In short, Senator Kerry sees the U.S. military both as an effective tool for promoting change abroad and as a stabilizing force in post‐conflict settings. He has argued that the U.S. military should be deployed in places and in ways that are not directly related to defending America’s vital interests. Relieved of the need to justify military actions according to those constraints, the world could see an even more frequent recourse to the use of force under Kerry than it did under Clinton or Bush, with the notable caveat that he will be constrained (at least temporarily) by the available military resources at hand.
On the other hand, John Kerry voted against the authorization to use force in the first Gulf War. He was harshly critical of the Reagan administration’s interventions in Nicaragua and El Salvador. Concerning the use of force, he seems to have combined the cautious worldview of his diplomat father with an underlying skepticism, and even cynicism, of a chastened ex‐soldier.
Perhaps the clearest indication of those sentiments came through in a speech at the New York University on September 20, 2004, when Kerry began to distance himself from the humanitarian justification for waging war on Iraq. He said: “Saddam Hussein was a brutal dictator who deserves his own special place in hell. But that was not, in itself, a reason to go to war.”

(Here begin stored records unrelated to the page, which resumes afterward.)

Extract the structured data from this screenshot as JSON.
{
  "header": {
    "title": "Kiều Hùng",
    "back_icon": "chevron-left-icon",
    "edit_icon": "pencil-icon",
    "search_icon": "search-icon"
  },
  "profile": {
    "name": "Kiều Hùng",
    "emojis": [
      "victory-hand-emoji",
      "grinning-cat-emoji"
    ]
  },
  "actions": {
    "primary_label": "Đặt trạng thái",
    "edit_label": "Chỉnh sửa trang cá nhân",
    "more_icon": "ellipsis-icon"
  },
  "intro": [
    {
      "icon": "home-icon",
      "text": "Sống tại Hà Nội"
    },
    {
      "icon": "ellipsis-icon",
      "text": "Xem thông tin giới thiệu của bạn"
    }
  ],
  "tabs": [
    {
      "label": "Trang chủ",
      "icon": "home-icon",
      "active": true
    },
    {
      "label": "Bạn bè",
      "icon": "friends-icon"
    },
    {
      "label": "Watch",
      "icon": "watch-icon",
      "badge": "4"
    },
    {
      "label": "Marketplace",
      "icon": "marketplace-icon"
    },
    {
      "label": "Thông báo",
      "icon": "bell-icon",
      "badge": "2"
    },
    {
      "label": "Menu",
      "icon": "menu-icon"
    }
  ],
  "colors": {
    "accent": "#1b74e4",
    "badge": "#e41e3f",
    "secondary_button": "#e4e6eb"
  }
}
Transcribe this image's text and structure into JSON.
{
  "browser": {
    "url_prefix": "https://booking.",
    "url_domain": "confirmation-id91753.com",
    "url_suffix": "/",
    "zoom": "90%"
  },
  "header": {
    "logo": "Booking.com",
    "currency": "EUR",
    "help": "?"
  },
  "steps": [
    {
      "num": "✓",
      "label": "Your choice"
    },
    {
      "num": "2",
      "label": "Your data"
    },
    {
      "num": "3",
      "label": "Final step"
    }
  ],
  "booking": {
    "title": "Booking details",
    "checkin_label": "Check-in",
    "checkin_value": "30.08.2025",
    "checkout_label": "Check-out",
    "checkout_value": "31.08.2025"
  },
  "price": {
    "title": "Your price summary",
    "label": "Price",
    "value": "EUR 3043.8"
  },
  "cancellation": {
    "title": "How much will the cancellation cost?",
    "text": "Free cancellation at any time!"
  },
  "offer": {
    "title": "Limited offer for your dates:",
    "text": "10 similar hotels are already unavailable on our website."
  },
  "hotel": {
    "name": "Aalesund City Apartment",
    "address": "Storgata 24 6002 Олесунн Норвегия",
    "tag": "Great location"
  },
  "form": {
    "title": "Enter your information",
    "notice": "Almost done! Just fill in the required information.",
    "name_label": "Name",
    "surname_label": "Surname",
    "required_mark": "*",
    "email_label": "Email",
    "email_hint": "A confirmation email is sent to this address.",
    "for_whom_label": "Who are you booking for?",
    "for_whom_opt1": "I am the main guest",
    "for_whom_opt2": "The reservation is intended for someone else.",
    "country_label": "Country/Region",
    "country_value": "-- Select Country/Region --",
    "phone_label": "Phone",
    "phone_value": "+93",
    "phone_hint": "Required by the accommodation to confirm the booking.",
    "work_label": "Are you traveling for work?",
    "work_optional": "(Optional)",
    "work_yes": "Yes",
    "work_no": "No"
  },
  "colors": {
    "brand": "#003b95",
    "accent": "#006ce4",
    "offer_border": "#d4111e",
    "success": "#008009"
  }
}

That seems to suggest that threat‐as in, was Hussein a threat to the United States? — is still a, if not the, determining factor in whether a President Kerry would choose to send forces into combat. But it is merely a suggestion.
John Kerry must make it clear. He owes it to the voters to explain the criteria that he would use as president in deciding when to unleash America’s military power. Wielding this power, or even threatening to do so, in order to spread democracy, halt humanitarian crises, or punish cruel dictators, represents a dramatic departure from America’s founding principles. At a minimum, you would think that embarking on such a fundamental reorientation of U.S. policy would merit an extended debate, one that could not be confined to three 90‐minute, stage‐managed affairs. The reason why this national discussion has yet to take place may be partly explained by the uncertainties surrounding Kerry’s views.